There Is No Consistent Link Between Stop-and-Frisk and Shootings

April 2, 2015 | Liam Mathews

Capital New York examined data from reported police stops between 2005 and 2014 and compared those numbers with shootings in the city and found no conclusive link between number of stops and number of shootings.

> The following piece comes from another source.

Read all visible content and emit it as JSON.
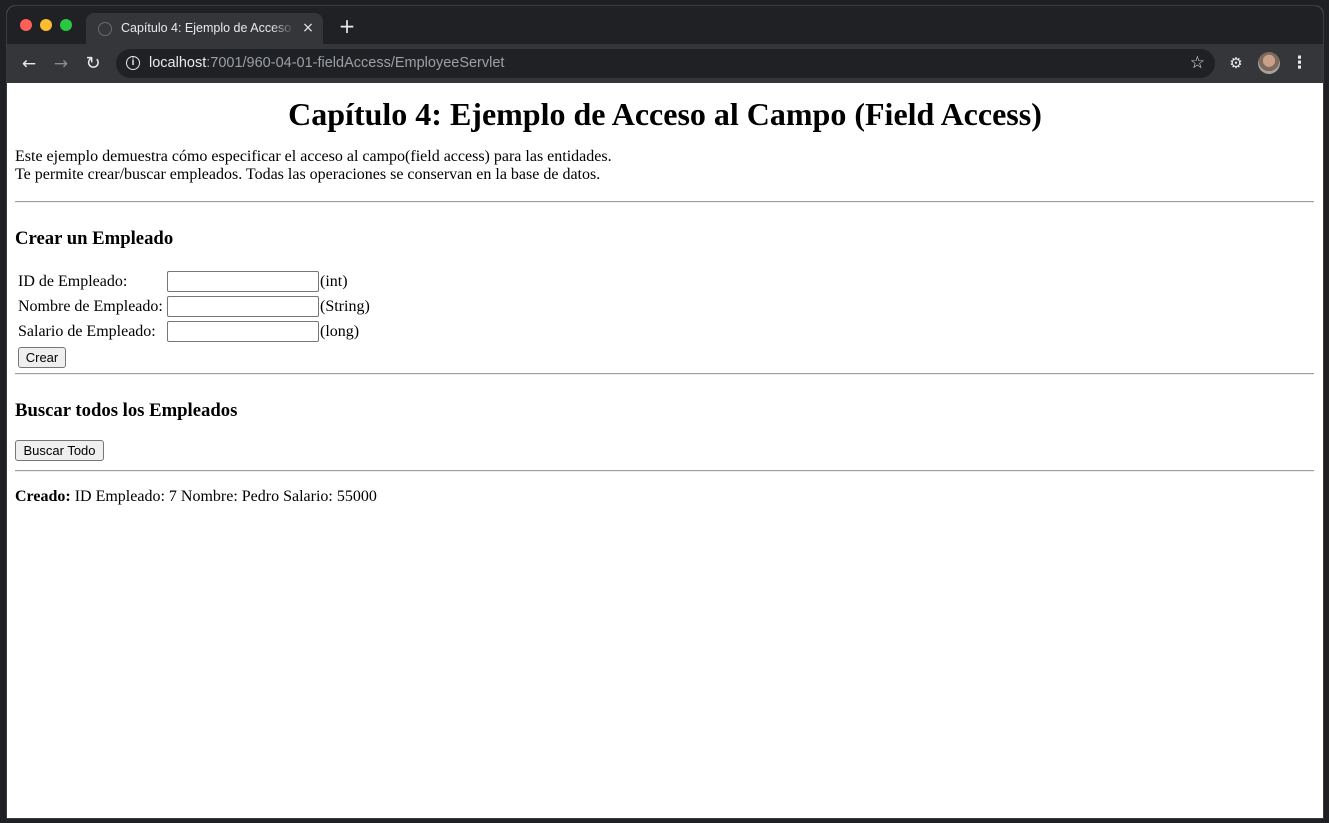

The controversial, unconstitutional policy of stopping “suspicious” people is ideally meant to stop violent crime before it happens, but mostly it just gives police free reign to jam up whomever they want; primarily young black and Latino men. The tactic has drastically declined in use since its peak in 2011 as shootings have risen in 2014 and 2015, but Capital found that the negative correlation is almost nonexistent. Before 2014, stop-and-frisks and shootings tracked each other. Between 2007 and 2011, stop-and-frisks increased by 45%, as did shootings, but only by 5%. Stop-and-frisks decreased drastically in 2012 and 2013, but shootings also decreased during that time.

The numbers don’t tell a convincing story, and don’t prove a conclusive link in either direction. But the fact that they don’t prove that stop-and-frisk had any significant impact shows that Mayor de Blasio and Commissioner Bratton were right to end the stop-and-frisk era. Its negative impacts on innocent people outweigh whatever crime-reducing benefit it may have.

(Photo: Ken Stein)